Launcelot, in spite of his father's constant interruptions and interference, has shown that he is more than able to speak for himself and to get a job, as his success in pleading his suit with Bassanio demonstrates. Not only is he able to gain employment with his new master, but he shows verbal cunning and wit that his master appreciates when he delivers the following line:
The old proverb is very well parted between my master Shylock and you, sir—you have “the grace of God,” sir, and he hath “enough.”
Launcelot shows his verbal skills through taking a well-known proverb and using it to flatter his new master whilst also indirectly insulting his old master. The proverb is "The grace of God is enough." Launcelot breaks this into two, stating that the "grace of God" is owned by Bassanio, as evidenced through his kindness to Launcelot and his father, and "enough" is the only provision of Shylock, indicating both Launcelot's feelings that Shylock does not have "the grace of God" as a Jew, but also making an ironic comment on Shylock's parsimony.
The incident when Launcelot reads his own palm is a moment of comedy in this play, as we see Launcelot, who has already shown himself to be something of a comic figure through the way he deceives his father, predicting himself a glorious future with many wives and a long life. He predicts a life with "eleven widows and nine maids" and a time of danger when he is caught in bed with another man's wife. Clearly Launcelot is feeling very confident now he has managed to obtain a new master and leave his old one. This is a time of brashful bragging that the audience would find amusing.

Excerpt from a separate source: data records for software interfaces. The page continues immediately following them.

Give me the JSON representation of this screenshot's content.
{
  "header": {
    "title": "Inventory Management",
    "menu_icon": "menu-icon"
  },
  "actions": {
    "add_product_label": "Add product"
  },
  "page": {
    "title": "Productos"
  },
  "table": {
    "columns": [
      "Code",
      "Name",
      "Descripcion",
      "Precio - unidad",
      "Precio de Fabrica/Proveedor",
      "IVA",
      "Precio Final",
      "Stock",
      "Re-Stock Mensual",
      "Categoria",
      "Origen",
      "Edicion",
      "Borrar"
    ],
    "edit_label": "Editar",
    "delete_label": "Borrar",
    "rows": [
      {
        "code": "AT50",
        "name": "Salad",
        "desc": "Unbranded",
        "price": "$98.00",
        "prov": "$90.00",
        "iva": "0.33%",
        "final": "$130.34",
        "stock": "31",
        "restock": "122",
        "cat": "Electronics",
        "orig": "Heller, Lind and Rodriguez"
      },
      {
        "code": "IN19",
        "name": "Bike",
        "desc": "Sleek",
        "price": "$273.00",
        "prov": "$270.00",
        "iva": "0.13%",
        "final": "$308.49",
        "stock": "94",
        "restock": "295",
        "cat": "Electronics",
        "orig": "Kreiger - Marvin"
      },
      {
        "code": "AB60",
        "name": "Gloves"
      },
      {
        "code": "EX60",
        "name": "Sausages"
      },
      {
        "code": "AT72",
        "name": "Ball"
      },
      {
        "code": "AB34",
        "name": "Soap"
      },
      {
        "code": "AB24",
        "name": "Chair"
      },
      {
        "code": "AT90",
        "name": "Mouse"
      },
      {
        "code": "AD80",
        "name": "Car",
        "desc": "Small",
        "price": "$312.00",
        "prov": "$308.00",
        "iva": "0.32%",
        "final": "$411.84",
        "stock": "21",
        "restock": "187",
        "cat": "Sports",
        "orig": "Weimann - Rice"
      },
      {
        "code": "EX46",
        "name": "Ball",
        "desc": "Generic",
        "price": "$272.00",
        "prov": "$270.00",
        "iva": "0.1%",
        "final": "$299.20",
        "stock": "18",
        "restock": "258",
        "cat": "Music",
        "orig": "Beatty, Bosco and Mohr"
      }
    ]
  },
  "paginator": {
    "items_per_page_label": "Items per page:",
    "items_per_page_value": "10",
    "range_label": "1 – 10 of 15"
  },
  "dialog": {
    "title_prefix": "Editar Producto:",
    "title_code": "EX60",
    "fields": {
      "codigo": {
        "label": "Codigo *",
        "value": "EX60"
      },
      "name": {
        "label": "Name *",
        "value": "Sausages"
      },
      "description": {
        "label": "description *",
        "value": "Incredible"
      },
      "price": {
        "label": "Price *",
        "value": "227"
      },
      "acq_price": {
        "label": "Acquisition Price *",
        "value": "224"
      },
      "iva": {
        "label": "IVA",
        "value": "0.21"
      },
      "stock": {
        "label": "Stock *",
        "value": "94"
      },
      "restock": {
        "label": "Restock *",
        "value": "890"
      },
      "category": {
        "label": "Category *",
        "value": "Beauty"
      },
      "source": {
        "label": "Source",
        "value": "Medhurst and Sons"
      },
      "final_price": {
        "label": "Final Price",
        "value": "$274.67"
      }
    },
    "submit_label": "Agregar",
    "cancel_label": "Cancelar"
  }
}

After hiring Launcelot, Bassanio commands him and his father to find their way to his house, and he also tells his servants to give Launcelot a uniform that is somewhat smarter than the other uniforms. Bassanio, far from showing himself to be a cash-strapped nobleman, demonstrates that he is a very generous man with money, which is entirely in fitting with his spendthrift character as demonstrated earlier on in the play.